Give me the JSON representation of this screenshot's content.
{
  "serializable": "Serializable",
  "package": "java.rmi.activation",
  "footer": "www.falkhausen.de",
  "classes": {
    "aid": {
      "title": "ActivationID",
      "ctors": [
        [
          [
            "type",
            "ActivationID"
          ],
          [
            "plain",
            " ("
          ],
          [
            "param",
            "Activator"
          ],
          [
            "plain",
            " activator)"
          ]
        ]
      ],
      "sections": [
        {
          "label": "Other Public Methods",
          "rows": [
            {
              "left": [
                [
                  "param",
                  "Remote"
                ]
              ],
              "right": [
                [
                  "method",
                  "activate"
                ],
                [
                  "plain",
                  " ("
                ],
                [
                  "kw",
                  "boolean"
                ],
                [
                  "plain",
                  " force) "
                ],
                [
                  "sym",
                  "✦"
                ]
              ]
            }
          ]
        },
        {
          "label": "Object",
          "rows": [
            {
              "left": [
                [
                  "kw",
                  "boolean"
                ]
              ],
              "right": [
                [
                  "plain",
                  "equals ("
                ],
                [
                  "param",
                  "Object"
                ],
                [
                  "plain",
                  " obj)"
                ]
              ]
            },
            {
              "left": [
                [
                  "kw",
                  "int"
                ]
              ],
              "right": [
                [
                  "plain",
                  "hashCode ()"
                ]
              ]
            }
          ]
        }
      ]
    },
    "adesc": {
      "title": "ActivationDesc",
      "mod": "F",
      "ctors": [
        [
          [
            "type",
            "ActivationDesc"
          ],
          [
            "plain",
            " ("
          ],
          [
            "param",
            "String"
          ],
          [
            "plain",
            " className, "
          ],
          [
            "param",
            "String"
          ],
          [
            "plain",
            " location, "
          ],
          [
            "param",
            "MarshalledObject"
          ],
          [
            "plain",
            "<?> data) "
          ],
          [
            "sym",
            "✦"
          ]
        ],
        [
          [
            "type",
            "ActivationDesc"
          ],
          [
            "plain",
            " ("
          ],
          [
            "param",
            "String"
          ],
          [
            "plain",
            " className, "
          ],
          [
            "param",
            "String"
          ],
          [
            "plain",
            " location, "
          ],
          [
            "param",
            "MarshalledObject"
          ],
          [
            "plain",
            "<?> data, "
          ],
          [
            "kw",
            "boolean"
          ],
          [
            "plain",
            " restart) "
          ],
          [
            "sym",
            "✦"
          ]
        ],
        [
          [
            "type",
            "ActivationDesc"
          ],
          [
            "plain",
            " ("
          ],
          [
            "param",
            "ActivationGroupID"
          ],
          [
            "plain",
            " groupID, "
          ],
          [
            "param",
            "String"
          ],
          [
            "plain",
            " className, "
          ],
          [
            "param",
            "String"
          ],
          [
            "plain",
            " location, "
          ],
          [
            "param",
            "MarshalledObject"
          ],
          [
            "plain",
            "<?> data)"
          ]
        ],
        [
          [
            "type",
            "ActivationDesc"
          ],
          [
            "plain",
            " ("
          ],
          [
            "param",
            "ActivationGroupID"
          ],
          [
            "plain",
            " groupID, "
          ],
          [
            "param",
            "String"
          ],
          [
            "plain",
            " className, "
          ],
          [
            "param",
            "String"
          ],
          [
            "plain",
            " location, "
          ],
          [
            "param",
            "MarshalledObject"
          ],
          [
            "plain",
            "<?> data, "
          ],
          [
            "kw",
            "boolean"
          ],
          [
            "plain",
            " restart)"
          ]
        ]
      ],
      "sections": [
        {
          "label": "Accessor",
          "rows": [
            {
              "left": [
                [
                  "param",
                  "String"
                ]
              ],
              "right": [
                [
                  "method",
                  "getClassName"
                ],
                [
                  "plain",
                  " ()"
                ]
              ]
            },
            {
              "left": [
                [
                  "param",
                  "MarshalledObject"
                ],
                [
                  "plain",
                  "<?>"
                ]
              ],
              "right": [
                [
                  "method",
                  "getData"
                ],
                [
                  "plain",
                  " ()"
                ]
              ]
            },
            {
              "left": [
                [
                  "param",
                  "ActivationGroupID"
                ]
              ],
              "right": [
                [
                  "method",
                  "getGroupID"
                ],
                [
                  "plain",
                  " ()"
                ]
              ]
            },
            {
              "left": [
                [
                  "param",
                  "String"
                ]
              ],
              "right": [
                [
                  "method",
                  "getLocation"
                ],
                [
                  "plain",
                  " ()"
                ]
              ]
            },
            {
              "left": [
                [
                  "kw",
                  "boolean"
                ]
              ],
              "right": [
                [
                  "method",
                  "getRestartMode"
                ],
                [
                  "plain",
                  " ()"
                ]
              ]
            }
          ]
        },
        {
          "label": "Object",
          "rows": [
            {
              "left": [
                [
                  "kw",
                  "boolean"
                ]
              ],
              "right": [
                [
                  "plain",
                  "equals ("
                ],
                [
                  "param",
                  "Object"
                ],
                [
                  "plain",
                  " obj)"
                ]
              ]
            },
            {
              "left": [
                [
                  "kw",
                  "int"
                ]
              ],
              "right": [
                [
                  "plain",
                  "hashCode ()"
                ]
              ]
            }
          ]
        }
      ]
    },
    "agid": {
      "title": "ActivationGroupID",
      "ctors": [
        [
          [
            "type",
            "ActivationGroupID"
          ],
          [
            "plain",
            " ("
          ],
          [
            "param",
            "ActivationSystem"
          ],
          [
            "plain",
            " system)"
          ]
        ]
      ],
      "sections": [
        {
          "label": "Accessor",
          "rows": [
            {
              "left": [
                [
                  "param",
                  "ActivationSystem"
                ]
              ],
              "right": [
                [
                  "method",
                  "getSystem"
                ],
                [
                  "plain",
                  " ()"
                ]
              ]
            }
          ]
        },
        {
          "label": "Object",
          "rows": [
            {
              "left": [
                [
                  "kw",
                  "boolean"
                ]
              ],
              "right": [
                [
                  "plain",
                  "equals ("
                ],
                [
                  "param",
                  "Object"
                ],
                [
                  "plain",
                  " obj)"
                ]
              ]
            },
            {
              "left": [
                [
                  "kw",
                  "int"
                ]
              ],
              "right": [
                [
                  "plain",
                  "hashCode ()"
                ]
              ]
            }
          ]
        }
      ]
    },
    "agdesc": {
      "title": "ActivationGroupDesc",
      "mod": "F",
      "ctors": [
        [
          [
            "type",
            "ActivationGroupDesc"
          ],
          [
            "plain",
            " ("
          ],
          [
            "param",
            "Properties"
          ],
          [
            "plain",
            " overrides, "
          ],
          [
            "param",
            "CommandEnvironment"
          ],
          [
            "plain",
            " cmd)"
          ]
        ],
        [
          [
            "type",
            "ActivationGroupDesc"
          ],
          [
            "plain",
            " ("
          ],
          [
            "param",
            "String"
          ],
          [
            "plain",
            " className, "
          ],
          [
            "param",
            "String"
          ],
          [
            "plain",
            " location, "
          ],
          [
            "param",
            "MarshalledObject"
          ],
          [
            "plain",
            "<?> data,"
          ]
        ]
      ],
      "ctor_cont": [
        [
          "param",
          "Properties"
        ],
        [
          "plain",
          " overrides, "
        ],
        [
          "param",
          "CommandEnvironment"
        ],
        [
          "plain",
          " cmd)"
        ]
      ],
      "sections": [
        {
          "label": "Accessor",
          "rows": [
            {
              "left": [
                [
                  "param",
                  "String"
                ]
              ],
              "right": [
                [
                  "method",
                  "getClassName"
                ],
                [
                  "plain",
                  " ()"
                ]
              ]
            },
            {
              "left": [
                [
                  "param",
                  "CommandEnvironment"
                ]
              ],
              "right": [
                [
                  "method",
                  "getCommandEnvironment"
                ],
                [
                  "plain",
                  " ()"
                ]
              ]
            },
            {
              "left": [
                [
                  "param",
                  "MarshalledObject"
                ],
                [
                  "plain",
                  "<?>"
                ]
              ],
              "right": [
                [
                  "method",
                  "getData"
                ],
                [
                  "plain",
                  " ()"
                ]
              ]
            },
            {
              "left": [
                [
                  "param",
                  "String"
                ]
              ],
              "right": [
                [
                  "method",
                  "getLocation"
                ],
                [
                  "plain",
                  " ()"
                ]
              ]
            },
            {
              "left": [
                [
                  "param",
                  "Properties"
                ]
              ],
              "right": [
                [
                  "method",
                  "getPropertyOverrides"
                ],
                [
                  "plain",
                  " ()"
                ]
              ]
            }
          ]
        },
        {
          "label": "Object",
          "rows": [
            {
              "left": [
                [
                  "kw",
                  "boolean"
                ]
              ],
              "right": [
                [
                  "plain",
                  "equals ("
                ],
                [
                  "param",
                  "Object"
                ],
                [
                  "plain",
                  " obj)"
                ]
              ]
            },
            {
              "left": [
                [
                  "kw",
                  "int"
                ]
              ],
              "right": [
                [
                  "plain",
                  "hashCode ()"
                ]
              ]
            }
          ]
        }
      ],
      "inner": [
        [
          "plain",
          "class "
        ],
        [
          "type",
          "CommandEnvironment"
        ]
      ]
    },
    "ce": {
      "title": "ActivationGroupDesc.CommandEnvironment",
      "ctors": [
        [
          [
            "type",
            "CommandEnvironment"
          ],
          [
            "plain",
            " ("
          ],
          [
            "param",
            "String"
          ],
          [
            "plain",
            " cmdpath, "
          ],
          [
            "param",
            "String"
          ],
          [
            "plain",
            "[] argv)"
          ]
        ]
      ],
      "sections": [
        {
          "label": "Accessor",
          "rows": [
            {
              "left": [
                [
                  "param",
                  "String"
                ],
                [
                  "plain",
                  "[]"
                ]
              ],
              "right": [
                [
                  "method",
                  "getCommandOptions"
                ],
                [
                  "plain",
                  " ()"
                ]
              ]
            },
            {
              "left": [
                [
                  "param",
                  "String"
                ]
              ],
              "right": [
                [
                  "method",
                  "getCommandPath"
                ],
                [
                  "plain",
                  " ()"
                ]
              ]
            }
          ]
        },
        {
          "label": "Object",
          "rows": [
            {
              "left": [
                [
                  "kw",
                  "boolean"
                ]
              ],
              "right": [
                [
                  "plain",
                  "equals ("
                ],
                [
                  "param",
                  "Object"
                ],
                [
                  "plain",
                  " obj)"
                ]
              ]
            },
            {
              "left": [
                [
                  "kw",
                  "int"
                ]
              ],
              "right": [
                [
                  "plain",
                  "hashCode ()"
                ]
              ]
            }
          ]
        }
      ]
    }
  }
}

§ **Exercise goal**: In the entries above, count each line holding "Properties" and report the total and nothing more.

§ **Solution for this problem**: 3